*PROBLEM DESCRIPTION*.
Output each record below exactly. No images go in the copy.

*DATA UNDER STUDY*.
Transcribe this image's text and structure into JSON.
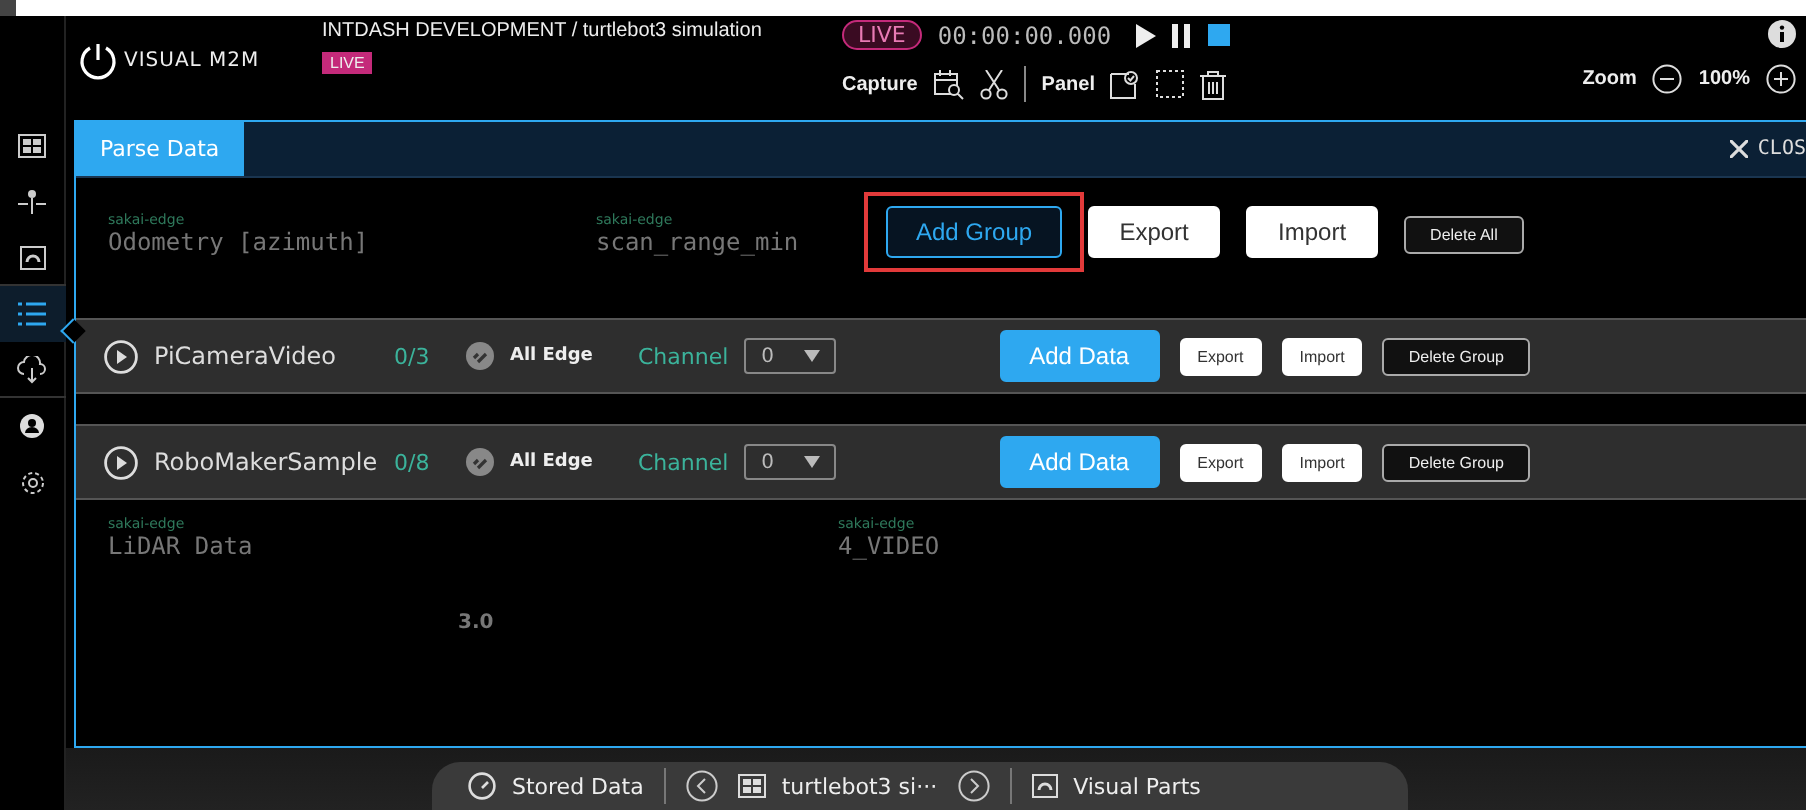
{
  "header": {
    "logo": "VISUAL M2M",
    "project_title": "INTDASH DEVELOPMENT / turtlebot3 simulation",
    "project_badge": "LIVE",
    "live_pill": "LIVE",
    "time": "00:00:00.000",
    "capture_label": "Capture",
    "panel_label": "Panel",
    "zoom_label": "Zoom",
    "zoom_value": "100%"
  },
  "sidebar": {
    "items": [
      {
        "selected": false
      },
      {
        "selected": false
      },
      {
        "selected": false
      },
      {
        "selected": true
      },
      {
        "selected": false
      },
      {
        "selected": false
      },
      {
        "selected": false
      }
    ]
  },
  "background_cards": [
    {
      "edge": "sakai-edge",
      "name": "Odometry [azimuth]"
    },
    {
      "edge": "sakai-edge",
      "name": "scan_range_min"
    },
    {
      "edge": "sakai-edge",
      "name": "LiDAR Data"
    },
    {
      "edge": "sakai-edge",
      "name": "4_VIDEO"
    }
  ],
  "background_gauge_label": "3.0",
  "modal": {
    "title": "Parse Data",
    "close": "CLOS",
    "actions": [
      {
        "label": "Add Group",
        "kind": "outline",
        "highlighted": true
      },
      {
        "label": "Export",
        "kind": "white",
        "highlighted": false
      },
      {
        "label": "Import",
        "kind": "white",
        "highlighted": false
      },
      {
        "label": "Delete All",
        "kind": "dark",
        "highlighted": false
      }
    ],
    "groups": [
      {
        "name": "PiCameraVideo",
        "count": "0/3",
        "edge": "All Edge",
        "channel_label": "Channel",
        "channel": "0",
        "buttons": [
          {
            "label": "Add Data",
            "kind": "primary"
          },
          {
            "label": "Export",
            "kind": "white"
          },
          {
            "label": "Import",
            "kind": "white"
          },
          {
            "label": "Delete Group",
            "kind": "dark"
          }
        ]
      },
      {
        "name": "RoboMakerSample",
        "count": "0/8",
        "edge": "All Edge",
        "channel_label": "Channel",
        "channel": "0",
        "buttons": [
          {
            "label": "Add Data",
            "kind": "primary"
          },
          {
            "label": "Export",
            "kind": "white"
          },
          {
            "label": "Import",
            "kind": "white"
          },
          {
            "label": "Delete Group",
            "kind": "dark"
          }
        ]
      }
    ]
  },
  "bottom_bar": {
    "stored": "Stored Data",
    "project": "turtlebot3 si···",
    "parts": "Visual Parts"
  }
}
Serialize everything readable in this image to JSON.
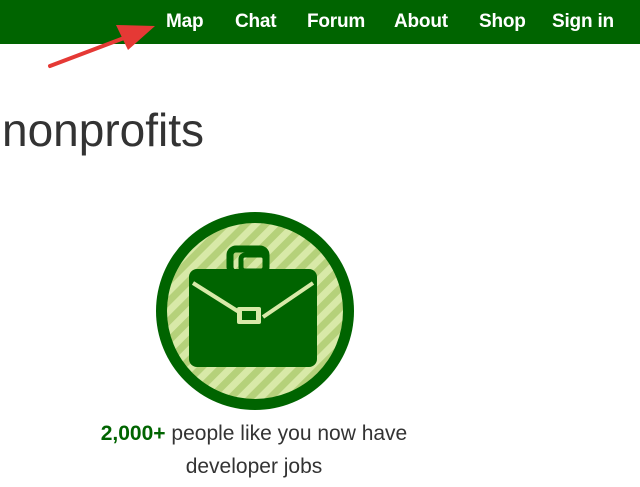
{
  "nav": {
    "items": [
      {
        "id": "map",
        "label": "Map"
      },
      {
        "id": "chat",
        "label": "Chat"
      },
      {
        "id": "forum",
        "label": "Forum"
      },
      {
        "id": "about",
        "label": "About"
      },
      {
        "id": "shop",
        "label": "Shop"
      },
      {
        "id": "signin",
        "label": "Sign in"
      }
    ],
    "background": "#006400",
    "text_color": "#ffffff"
  },
  "annotation": {
    "icon": "red-arrow-icon",
    "color": "#e53935"
  },
  "main": {
    "heading": "nonprofits",
    "badge_icon": "briefcase-icon",
    "badge_colors": {
      "ring": "#006400",
      "stripe_light": "#d8e9a8",
      "stripe_dark": "#b5d17a"
    },
    "stat": {
      "number": "2,000+",
      "text_line1": "people like you now have",
      "text_line2": "developer jobs"
    }
  }
}
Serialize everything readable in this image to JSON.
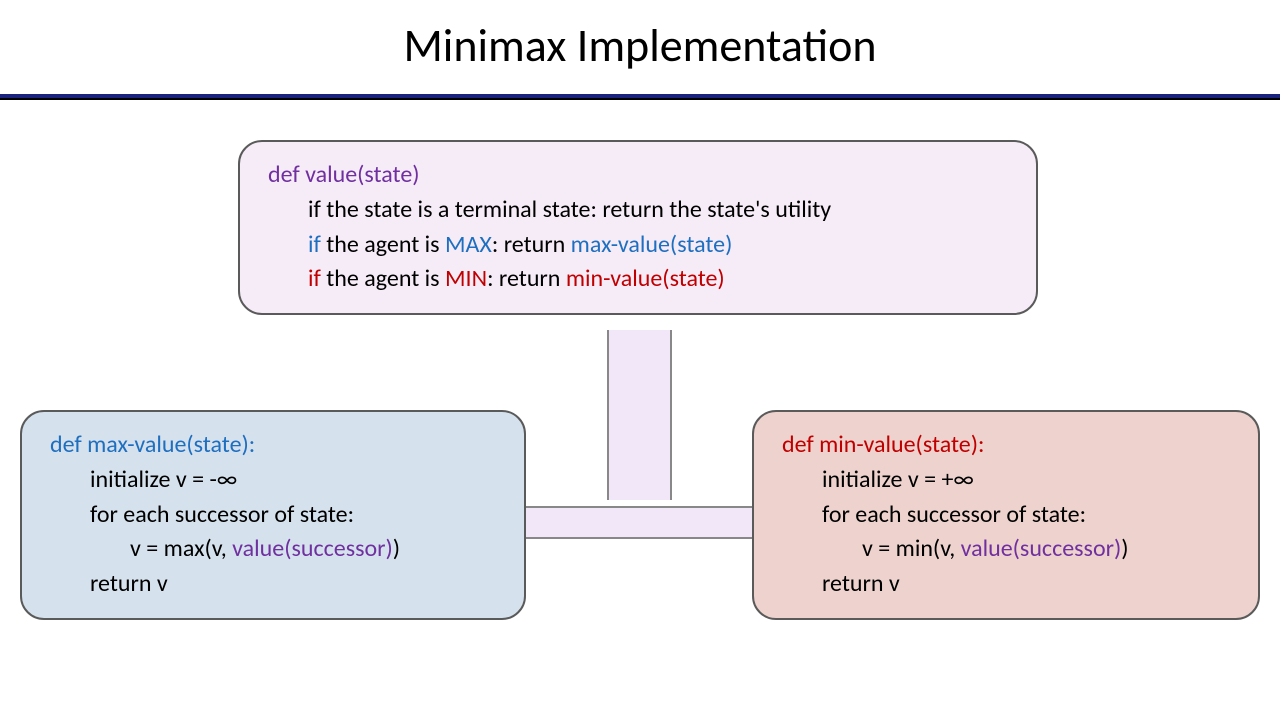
{
  "title": "Minimax Implementation",
  "box1": {
    "def": "def value(state)",
    "l1": "if the state is a terminal state: return the state's utility",
    "l2a": "if ",
    "l2b": "the agent is ",
    "l2c": "MAX",
    "l2d": ": return ",
    "l2e": "max-value(state)",
    "l3a": "if ",
    "l3b": "the agent is ",
    "l3c": "MIN",
    "l3d": ": return ",
    "l3e": "min-value(state)"
  },
  "box2": {
    "def": "def max-value(state):",
    "l1": "initialize v = -∞",
    "l2": "for each successor of state:",
    "l3a": "v = max(v, ",
    "l3b": "value(successor)",
    "l3c": ")",
    "l4": "return v"
  },
  "box3": {
    "def": "def min-value(state):",
    "l1": "initialize v = +∞",
    "l2": "for each successor of state:",
    "l3a": "v = min(v, ",
    "l3b": "value(successor)",
    "l3c": ")",
    "l4": "return v"
  }
}
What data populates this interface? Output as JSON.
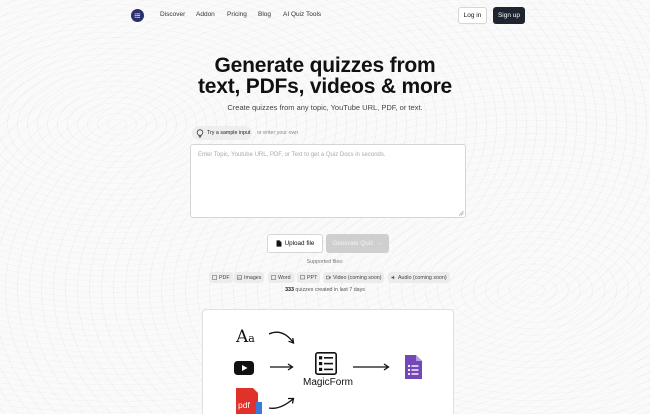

*SOLUTION TO THIS PROBLEM*.
Transcribe this image's text and structure into JSON.
{
  "header": {
    "logo": "VISUAL M2M",
    "project_title": "INTDASH DEVELOPMENT / turtlebot3 simulation",
    "project_badge": "LIVE",
    "live_pill": "LIVE",
    "time": "00:00:00.000",
    "capture_label": "Capture",
    "panel_label": "Panel",
    "zoom_label": "Zoom",
    "zoom_value": "100%"
  },
  "sidebar": {
    "items": [
      {
        "selected": false
      },
      {
        "selected": false
      },
      {
        "selected": false
      },
      {
        "selected": true
      },
      {
        "selected": false
      },
      {
        "selected": false
      },
      {
        "selected": false
      }
    ]
  },
  "background_cards": [
    {
      "edge": "sakai-edge",
      "name": "Odometry [azimuth]"
    },
    {
      "edge": "sakai-edge",
      "name": "scan_range_min"
    },
    {
      "edge": "sakai-edge",
      "name": "LiDAR Data"
    },
    {
      "edge": "sakai-edge",
      "name": "4_VIDEO"
    }
  ],
  "background_gauge_label": "3.0",
  "modal": {
    "title": "Parse Data",
    "close": "CLOS",
    "actions": [
      {
        "label": "Add Group",
        "kind": "outline",
        "highlighted": true
      },
      {
        "label": "Export",
        "kind": "white",
        "highlighted": false
      },
      {
        "label": "Import",
        "kind": "white",
        "highlighted": false
      },
      {
        "label": "Delete All",
        "kind": "dark",
        "highlighted": false
      }
    ],
    "groups": [
      {
        "name": "PiCameraVideo",
        "count": "0/3",
        "edge": "All Edge",
        "channel_label": "Channel",
        "channel": "0",
        "buttons": [
          {
            "label": "Add Data",
            "kind": "primary"
          },
          {
            "label": "Export",
            "kind": "white"
          },
          {
            "label": "Import",
            "kind": "white"
          },
          {
            "label": "Delete Group",
            "kind": "dark"
          }
        ]
      },
      {
        "name": "RoboMakerSample",
        "count": "0/8",
        "edge": "All Edge",
        "channel_label": "Channel",
        "channel": "0",
        "buttons": [
          {
            "label": "Add Data",
            "kind": "primary"
          },
          {
            "label": "Export",
            "kind": "white"
          },
          {
            "label": "Import",
            "kind": "white"
          },
          {
            "label": "Delete Group",
            "kind": "dark"
          }
        ]
      }
    ]
  },
  "bottom_bar": {
    "stored": "Stored Data",
    "project": "turtlebot3 si···",
    "parts": "Visual Parts"
  }
}
Serialize everything readable in this image to JSON.
{
  "nav": {
    "items": [
      {
        "id": "map",
        "label": "Map"
      },
      {
        "id": "chat",
        "label": "Chat"
      },
      {
        "id": "forum",
        "label": "Forum"
      },
      {
        "id": "about",
        "label": "About"
      },
      {
        "id": "shop",
        "label": "Shop"
      },
      {
        "id": "signin",
        "label": "Sign in"
      }
    ],
    "background": "#006400",
    "text_color": "#ffffff"
  },
  "annotation": {
    "icon": "red-arrow-icon",
    "color": "#e53935"
  },
  "main": {
    "heading": "nonprofits",
    "badge_icon": "briefcase-icon",
    "badge_colors": {
      "ring": "#006400",
      "stripe_light": "#d8e9a8",
      "stripe_dark": "#b5d17a"
    },
    "stat": {
      "number": "2,000+",
      "text_line1": "people like you now have",
      "text_line2": "developer jobs"
    }
  }
}
Serialize everything readable in this image to JSON.
{
  "title": "Minimax Implementation",
  "box1": {
    "def": "def value(state)",
    "l1": "if the state is a terminal state: return the state's utility",
    "l2a": "if ",
    "l2b": "the agent is ",
    "l2c": "MAX",
    "l2d": ": return ",
    "l2e": "max-value(state)",
    "l3a": "if ",
    "l3b": "the agent is ",
    "l3c": "MIN",
    "l3d": ": return ",
    "l3e": "min-value(state)"
  },
  "box2": {
    "def": "def max-value(state):",
    "l1": "initialize v = -∞",
    "l2": "for each successor of state:",
    "l3a": "v = max(v, ",
    "l3b": "value(successor)",
    "l3c": ")",
    "l4": "return v"
  },
  "box3": {
    "def": "def min-value(state):",
    "l1": "initialize v = +∞",
    "l2": "for each successor of state:",
    "l3a": "v = min(v, ",
    "l3b": "value(successor)",
    "l3c": ")",
    "l4": "return v"
  }
}
What data populates this interface? Output as JSON.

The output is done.